Having the opportunity to closely scrutinize the paintings for the first time out of storage, we noticed interesting aspects of the painting technique, including the use of underdrawing in a dry medium, such as graphite or metalpoint. Intriguingly, this was not found on all of the paintings, suggesting perhaps that their  production from Clérisseau’s designs was split across several hands in his workshop, each using slightly different techniques. As we worked as a team on the paintings, uncovering evidence of the workshop approach to their production seemed particularly pertinent.

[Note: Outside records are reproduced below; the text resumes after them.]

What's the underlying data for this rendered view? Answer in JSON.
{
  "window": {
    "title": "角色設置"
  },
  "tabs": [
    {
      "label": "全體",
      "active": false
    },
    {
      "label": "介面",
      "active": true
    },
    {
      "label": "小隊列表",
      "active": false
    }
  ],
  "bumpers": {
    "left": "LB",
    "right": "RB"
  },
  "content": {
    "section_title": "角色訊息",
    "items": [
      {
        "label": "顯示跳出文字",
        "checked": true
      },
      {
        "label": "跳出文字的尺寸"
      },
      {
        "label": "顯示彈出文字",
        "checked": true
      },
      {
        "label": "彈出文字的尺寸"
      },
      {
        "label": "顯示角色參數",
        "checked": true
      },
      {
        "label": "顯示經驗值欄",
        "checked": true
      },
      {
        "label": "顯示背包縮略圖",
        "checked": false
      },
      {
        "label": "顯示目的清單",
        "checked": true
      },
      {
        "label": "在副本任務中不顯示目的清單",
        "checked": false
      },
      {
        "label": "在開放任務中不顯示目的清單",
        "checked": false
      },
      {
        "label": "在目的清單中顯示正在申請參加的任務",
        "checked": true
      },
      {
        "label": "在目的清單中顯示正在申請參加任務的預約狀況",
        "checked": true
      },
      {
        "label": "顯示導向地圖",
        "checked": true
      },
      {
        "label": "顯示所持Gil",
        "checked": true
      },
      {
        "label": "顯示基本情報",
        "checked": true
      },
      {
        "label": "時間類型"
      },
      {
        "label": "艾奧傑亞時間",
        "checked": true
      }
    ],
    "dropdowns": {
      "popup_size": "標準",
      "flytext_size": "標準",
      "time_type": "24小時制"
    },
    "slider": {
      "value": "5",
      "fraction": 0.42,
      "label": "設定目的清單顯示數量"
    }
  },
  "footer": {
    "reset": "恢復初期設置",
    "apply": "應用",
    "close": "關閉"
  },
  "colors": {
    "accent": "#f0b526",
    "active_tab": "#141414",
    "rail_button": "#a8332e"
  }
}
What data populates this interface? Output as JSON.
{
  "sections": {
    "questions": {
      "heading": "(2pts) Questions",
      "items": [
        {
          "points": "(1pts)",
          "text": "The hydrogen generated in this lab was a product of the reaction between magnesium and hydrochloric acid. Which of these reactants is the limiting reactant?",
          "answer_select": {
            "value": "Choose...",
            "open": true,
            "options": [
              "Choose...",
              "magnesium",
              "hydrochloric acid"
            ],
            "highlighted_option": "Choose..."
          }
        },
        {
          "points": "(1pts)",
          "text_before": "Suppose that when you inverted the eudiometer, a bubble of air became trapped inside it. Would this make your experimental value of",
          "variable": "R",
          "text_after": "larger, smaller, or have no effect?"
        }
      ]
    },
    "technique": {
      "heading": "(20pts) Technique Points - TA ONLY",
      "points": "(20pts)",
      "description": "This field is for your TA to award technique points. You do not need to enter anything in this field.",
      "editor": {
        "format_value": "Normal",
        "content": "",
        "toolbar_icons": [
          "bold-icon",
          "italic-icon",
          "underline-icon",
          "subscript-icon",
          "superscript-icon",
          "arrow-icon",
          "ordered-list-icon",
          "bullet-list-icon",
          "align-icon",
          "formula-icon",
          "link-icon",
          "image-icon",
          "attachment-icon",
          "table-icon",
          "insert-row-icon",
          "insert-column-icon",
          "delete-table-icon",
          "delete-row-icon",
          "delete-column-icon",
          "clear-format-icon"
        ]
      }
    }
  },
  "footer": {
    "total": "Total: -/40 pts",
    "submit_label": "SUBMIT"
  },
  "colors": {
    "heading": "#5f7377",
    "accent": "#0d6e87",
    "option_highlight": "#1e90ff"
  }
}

The surface of several of the paintings is covered in tiny bumps, which appear to be the result of lead soap formation. The soaps have formed throughout, suggesting that they are not related to lead white found in the paint layers but rather to its more uniform use in the priming layers of the canvasses, or perhaps as a drier added to the oil. The soaps were not present on all of the canvas paintings, which could be the result of using different primings.. However, it seems more likely that the soap formation could have been catalyzed by environmental conditions, such as some of the paintings having being hung against a damp external wall for example. It would be interesting to compare the soap formation against plans and drawings recording the scheme as it hung in 1782, made by the German-born architect Jana Christjana Kamsetzer.

After cleaning and restoration, the paintings have been quite transformed. The subtle differences of tonality between the figurative works on the cream background and their pilasters with a cool yellow background can now be properly appreciated. The crude overpainting no longer detracts from the generally good state of preservation of the painted layers in the figurative panels. Trompe l’oeil effects in the foliate designs of the pilasters can be enjoyed against the twinkling gilt designs of their backgrounds. The modern day team of conservators have helped to ensure that the work of Clérisseau and his workshop collaborators can be enjoyed by visitors to the new Europe 1600-1800 Galleries.


We are grateful to Alice Aurand, Sarah Bayliss, Olympia Diamond, Sally Higgs, Claire Shepherd, Roxy Sperber and Sara Wohler for all of their hard work on the project, and to Charlotte Hubbard for loaning us space in Sculpture Conservation.

The Clérisseau panels are presented by the Art Fund.

The Europe 1600-1800 Galleries project is being supported with a lead gift from the Heritage Lottery Fund. The project has also received generous support from The Selz Foundation, The American Friends of the V&A, The Wolfson Foundation, The Friends of the V&A, the J Paul Getty Jnr Charitable Trust, The American Friends of the V&A through the generosity of William Loschert, Sir Siegmund Warburg's Voluntary Settlement, DCMS/Wolfson Museums and Galleries Improvement Fund, Mr and Mrs Benjamin Bonas, Fondation Auguste Morin, Stephen and Anne Curran, The Band Trust, Mr and Mrs Harvey McGrath, The American Friends of the V&A through the generosity of the David Berg Foundation, Sir Nicholas and Lady Goodison's Charitable Settlement, Travel with the V&A: Dresden, Paris and Lisbon, and many others.